  • Other Names: 東苑 (touen, higashi no sono)
  • Japanese: 御茶屋御殿 (uchaya udun)

Uchaya udun (lit. "teahouse palace") was a "detached palace" of the Ryukyuan royalty. As it was located in the eastern part of the Shuri castle compound, it was often alternatively known simply as "the eastern garden," a name given it by Qing envoy Wang Ji in 1683.[1]

It is said to have first been built in 1677 by King Shô Tei, as a place to entertain visiting envoys from China and Satsuma han. The garden was in a distinctively Ryukyuan style, and included a viewing tower and tearoom. It was destroyed in the 1945 Battle of Okinawa, but efforts to petition to have it rebuilt continue.

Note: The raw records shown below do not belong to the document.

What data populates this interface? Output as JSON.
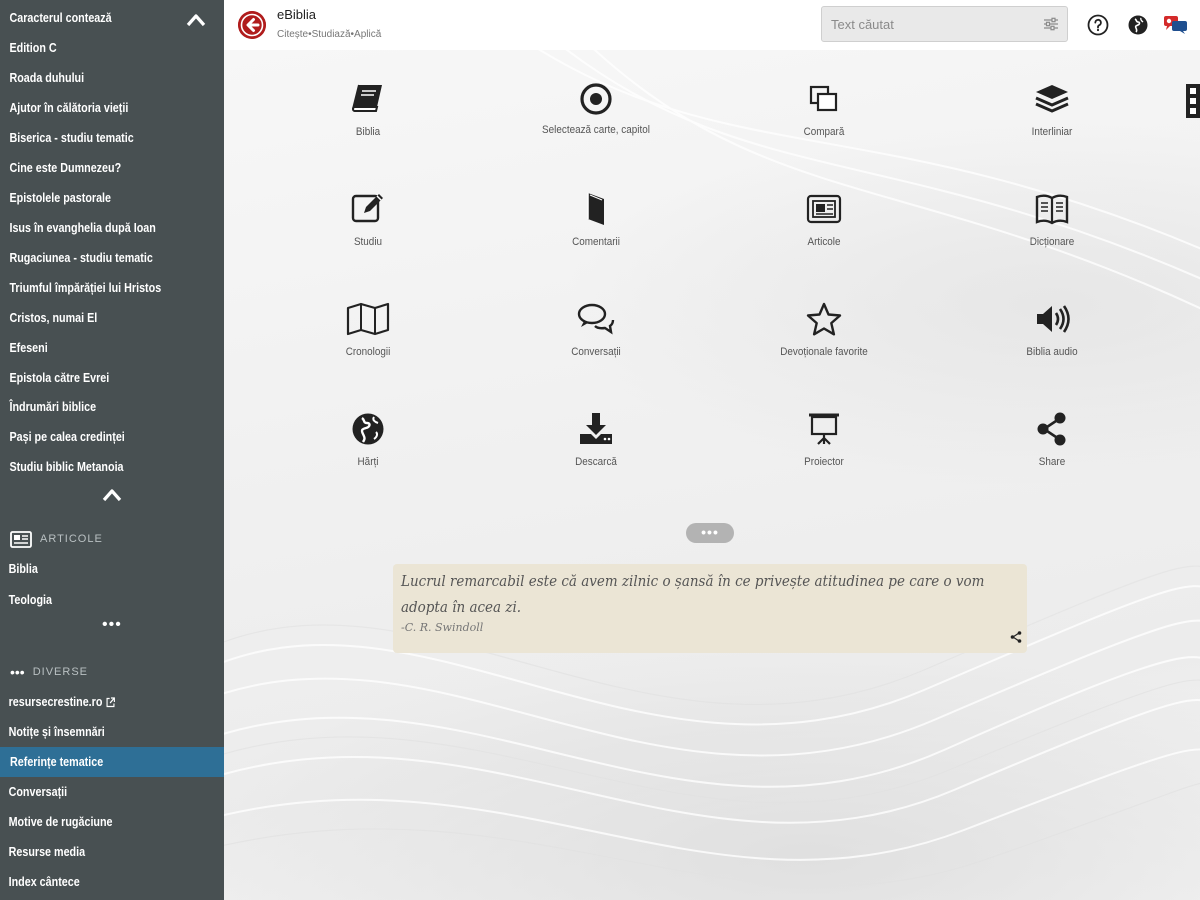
{
  "sidebar": {
    "top_items": [
      "Caracterul contează",
      "Edition C",
      "Roada duhului",
      "Ajutor în călătoria vieții",
      "Biserica - studiu tematic",
      "Cine este Dumnezeu?",
      "Epistolele pastorale",
      "Isus în evanghelia după Ioan",
      "Rugaciunea - studiu tematic",
      "Triumful împărăției lui Hristos",
      "Cristos, numai El",
      "Efeseni",
      "Epistola către Evrei",
      "Îndrumări biblice",
      "Pași pe calea credinței",
      "Studiu biblic Metanoia"
    ],
    "articole_header": "ARTICOLE",
    "articole_items": [
      "Biblia",
      "Teologia"
    ],
    "more_dots": "•••",
    "diverse_header": "DIVERSE",
    "diverse_items": [
      "resursecrestine.ro",
      "Notițe și însemnări",
      "Referințe tematice",
      "Conversații",
      "Motive de rugăciune",
      "Resurse media",
      "Index cântece"
    ],
    "active_item": "Referințe tematice",
    "active_color": "#2e6f96"
  },
  "header": {
    "title": "eBiblia",
    "subtitle": "Citește•Studiază•Aplică",
    "search_placeholder": "Text căutat",
    "brand_color": "#b01c1c",
    "icons": [
      "help-icon",
      "globe-icon",
      "chat-icon"
    ]
  },
  "tiles": [
    {
      "label": "Biblia",
      "icon": "book-icon"
    },
    {
      "label": "Selectează carte, capitol",
      "icon": "target-icon"
    },
    {
      "label": "Compară",
      "icon": "compare-icon"
    },
    {
      "label": "Interliniar",
      "icon": "layers-icon"
    },
    {
      "label": "Studiu",
      "icon": "edit-icon"
    },
    {
      "label": "Comentarii",
      "icon": "commentary-book-icon"
    },
    {
      "label": "Articole",
      "icon": "newspaper-icon"
    },
    {
      "label": "Dicționare",
      "icon": "open-book-icon"
    },
    {
      "label": "Cronologii",
      "icon": "map-icon"
    },
    {
      "label": "Conversații",
      "icon": "chat-bubbles-icon"
    },
    {
      "label": "Devoționale favorite",
      "icon": "star-icon"
    },
    {
      "label": "Biblia audio",
      "icon": "speaker-icon"
    },
    {
      "label": "Hărți",
      "icon": "globe-icon"
    },
    {
      "label": "Descarcă",
      "icon": "download-icon"
    },
    {
      "label": "Proiector",
      "icon": "projector-icon"
    },
    {
      "label": "Share",
      "icon": "share-icon"
    }
  ],
  "more_pill": "•••",
  "quote": {
    "text": "Lucrul remarcabil este că avem zilnic o șansă în ce privește atitudinea pe care o vom adopta în acea zi.",
    "author": "-C. R. Swindoll",
    "background": "#ebe5d5"
  }
}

  • "Uchaya udun," Okinawa Compact Encyclopedia, Ryukyu Shimpo, 1 March 2003.
  1. Liao Zhenpei 廖真珮, "Ryûkyû kyûtei ni okeru Chûgoku kei ongaku no ensô to denshô" 琉球宮廷における中国系音楽の演奏と伝承, in Uzagaku no fukugen ni mukete 御座楽の復元に向けて, Naha, Okinawa: Uzagaku fukugen ensô kenkyûkai 御座楽復元演奏研究会 (2007), 100.